Cyclone Mocha battered Myanmar and southeastern Bangladesh on Sunday, sparing sprawling refugee camps, but brought a storm surge to swaths of western Myanmar, where communications were largely cut off.
Mocha made landfall between Cox’s Bazar in Bangladesh and Sittwe in Myanmar, packing winds of up to 120 mph (195 km/h) as the strongest storm to hit the Bay of Bengal in more than a decade.
By late Sunday, the cyclone had largely passed and India’s weather bureau said it would weaken as it battered the rugged hills of Myanmar’s interior.
Some 400-500 makeshift shelters were damaged in camps housing nearly a million Rohingya refugees in Cox’s Bazar, but there were no immediate reports of casualties.
In Teknaf, Bangladesh, volunteers emerged to remove fallen trees and other obstacles from roads. Disaster relief official Kamrul Hasan said the cyclone had not caused “major damage” in Bangladesh, adding that authorities had evacuated 750,000 people before the cyclone hit.
Communications with the port city of Sittwe were largely cut off after the cyclone. The streets of the city of about 150,000 people turned into rivers as the storm washed ashore, ripping the roofs off buildings and downing power lines.
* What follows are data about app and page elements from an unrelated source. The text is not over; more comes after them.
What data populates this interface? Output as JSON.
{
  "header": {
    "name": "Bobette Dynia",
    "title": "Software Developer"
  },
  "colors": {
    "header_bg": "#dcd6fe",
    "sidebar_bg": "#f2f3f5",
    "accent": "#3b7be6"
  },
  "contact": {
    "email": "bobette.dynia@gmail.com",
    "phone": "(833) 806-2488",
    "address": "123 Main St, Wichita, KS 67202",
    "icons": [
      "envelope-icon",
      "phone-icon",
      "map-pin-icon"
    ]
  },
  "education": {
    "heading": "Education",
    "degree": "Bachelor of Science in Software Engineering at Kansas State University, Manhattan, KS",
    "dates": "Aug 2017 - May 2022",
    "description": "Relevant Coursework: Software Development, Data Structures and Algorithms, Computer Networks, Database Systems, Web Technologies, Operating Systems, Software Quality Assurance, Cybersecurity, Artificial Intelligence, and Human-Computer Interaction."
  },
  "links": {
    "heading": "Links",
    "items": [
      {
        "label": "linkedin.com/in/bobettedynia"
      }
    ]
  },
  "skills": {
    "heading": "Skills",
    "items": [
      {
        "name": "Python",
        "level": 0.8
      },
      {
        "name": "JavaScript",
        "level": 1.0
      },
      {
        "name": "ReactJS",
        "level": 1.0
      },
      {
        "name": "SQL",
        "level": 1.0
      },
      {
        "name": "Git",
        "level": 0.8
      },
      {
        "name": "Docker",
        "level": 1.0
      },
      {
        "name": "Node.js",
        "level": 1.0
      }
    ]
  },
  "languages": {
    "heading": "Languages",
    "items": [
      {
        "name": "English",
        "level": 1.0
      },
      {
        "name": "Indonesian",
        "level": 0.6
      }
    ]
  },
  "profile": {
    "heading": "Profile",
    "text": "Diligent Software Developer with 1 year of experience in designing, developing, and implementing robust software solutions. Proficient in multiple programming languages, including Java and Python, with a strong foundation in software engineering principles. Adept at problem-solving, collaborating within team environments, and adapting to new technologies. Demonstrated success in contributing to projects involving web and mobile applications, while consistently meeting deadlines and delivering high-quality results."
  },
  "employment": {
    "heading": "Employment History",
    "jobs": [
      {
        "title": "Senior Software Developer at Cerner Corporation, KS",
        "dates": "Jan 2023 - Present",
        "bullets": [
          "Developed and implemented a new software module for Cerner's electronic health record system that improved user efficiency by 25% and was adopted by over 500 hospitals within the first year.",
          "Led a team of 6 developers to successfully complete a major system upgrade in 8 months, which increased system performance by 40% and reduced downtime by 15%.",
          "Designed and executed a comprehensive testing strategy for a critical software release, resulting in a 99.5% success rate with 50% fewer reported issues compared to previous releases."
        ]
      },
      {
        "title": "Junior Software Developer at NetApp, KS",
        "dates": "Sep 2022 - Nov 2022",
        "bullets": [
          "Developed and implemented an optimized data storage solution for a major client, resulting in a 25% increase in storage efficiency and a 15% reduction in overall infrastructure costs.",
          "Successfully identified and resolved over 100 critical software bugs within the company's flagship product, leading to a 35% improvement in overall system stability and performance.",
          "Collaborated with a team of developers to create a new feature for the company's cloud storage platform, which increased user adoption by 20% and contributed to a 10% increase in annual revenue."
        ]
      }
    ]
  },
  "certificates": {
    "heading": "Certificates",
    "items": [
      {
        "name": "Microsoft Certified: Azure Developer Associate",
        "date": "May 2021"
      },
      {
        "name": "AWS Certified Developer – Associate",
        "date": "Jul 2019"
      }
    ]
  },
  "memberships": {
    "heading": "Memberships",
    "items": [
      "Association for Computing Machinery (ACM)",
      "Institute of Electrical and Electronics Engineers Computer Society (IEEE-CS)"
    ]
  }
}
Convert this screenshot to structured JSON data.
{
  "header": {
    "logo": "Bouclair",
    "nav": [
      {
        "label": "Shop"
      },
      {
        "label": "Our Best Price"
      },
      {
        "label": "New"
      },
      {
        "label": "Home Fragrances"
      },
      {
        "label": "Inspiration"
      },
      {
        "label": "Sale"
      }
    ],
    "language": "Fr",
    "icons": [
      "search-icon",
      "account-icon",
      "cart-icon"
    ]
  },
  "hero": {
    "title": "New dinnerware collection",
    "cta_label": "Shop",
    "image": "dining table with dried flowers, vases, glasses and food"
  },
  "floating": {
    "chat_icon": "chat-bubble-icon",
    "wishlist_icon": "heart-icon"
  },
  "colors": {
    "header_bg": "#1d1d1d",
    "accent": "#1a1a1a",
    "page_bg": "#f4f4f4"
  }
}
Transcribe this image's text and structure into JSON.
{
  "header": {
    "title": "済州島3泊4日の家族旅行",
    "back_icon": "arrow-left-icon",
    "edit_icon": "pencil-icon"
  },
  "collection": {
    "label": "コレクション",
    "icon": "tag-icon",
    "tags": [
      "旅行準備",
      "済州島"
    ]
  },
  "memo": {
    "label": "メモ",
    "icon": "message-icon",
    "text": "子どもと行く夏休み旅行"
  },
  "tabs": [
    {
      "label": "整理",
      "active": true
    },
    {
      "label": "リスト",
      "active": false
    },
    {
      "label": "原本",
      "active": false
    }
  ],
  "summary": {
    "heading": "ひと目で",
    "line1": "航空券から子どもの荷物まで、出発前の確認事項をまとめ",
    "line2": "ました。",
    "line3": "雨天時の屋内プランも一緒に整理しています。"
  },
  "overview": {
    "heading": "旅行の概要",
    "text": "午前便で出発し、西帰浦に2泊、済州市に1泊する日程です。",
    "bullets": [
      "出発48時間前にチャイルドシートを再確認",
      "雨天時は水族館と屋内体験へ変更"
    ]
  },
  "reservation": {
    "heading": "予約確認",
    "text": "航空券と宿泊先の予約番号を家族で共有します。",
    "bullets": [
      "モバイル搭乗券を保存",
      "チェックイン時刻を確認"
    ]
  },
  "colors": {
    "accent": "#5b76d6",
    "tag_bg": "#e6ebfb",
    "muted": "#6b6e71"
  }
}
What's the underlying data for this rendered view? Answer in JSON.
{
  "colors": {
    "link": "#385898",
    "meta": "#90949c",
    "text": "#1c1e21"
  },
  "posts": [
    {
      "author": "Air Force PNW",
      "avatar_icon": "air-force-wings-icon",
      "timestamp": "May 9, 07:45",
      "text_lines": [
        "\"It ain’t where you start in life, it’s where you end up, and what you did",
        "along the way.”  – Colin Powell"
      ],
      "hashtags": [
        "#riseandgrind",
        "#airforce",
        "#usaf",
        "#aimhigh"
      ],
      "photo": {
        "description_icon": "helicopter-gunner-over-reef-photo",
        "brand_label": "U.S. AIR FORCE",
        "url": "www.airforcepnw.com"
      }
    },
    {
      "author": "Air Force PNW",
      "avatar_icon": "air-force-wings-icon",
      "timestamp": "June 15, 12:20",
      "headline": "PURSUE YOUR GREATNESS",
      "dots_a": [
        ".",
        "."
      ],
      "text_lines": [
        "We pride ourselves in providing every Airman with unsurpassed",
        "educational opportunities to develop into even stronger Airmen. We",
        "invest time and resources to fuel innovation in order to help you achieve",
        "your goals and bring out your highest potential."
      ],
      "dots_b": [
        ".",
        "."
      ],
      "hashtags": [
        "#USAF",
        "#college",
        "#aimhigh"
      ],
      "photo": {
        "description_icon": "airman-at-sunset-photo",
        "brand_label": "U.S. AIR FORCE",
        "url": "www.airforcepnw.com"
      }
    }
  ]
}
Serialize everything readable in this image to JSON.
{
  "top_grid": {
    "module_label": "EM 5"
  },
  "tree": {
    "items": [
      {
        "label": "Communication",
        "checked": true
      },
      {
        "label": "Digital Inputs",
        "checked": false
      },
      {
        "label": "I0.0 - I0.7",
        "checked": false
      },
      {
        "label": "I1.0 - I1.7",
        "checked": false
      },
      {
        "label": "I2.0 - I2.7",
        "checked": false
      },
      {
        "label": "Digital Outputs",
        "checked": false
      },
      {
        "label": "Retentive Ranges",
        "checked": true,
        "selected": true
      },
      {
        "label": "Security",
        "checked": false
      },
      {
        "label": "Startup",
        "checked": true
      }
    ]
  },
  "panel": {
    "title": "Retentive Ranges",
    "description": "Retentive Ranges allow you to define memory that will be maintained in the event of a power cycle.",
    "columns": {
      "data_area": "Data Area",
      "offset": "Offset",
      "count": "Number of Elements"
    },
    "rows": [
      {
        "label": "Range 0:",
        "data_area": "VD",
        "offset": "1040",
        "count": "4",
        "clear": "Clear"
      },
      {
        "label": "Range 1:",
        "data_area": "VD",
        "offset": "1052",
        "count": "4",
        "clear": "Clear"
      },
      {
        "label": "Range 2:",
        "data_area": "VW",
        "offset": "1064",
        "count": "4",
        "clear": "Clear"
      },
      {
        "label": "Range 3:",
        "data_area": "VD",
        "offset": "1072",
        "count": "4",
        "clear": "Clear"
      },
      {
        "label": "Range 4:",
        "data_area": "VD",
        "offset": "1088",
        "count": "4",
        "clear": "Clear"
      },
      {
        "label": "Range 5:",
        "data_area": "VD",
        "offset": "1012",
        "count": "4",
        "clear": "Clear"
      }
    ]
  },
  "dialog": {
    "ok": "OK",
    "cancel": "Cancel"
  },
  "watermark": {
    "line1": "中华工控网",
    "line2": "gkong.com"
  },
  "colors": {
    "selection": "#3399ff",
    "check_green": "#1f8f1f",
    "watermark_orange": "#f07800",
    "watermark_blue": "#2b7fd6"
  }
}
The wind ripped apart houses made of canvas and bamboo at a camp for Rohingya displaced persons in Kyaukphyu in Myanmar’s Rakhine state.
Its residents were anxiously watching the rising tide, the camp’s leader, Khin Shwe, told the AFP news agency. “Now we are going to check if the sea water is rising at our place… if the sea water rises, our camp may be flooded,” he said.
In the town of Kyauktaw, nearly two hours’ drive inland, residents poured out after the storm onto rubble-strewn streets and began repairing damage to their property. “A power pole had crashed into a house and several buildings had lost their corrugated iron roofs. I am very scared because I never had an experience like this,” said Phyu Ma, 51. “I have never seen such a strong wind… I did not think this would happen. I thought only Sittwe would be hit.”
Thousands poured out of Sittwe on Saturday, boarding trucks, cars and tuk-tuks and heading for higher ground inland as forecasters warned of a storm surge of up to 11 feet (3.5 meters). “We are not well because we did not bring food and other things to cook,” said Maung Win, 57, who spent the night in a shelter in Kyauktaw. “We can only hope to get food from people’s donations.”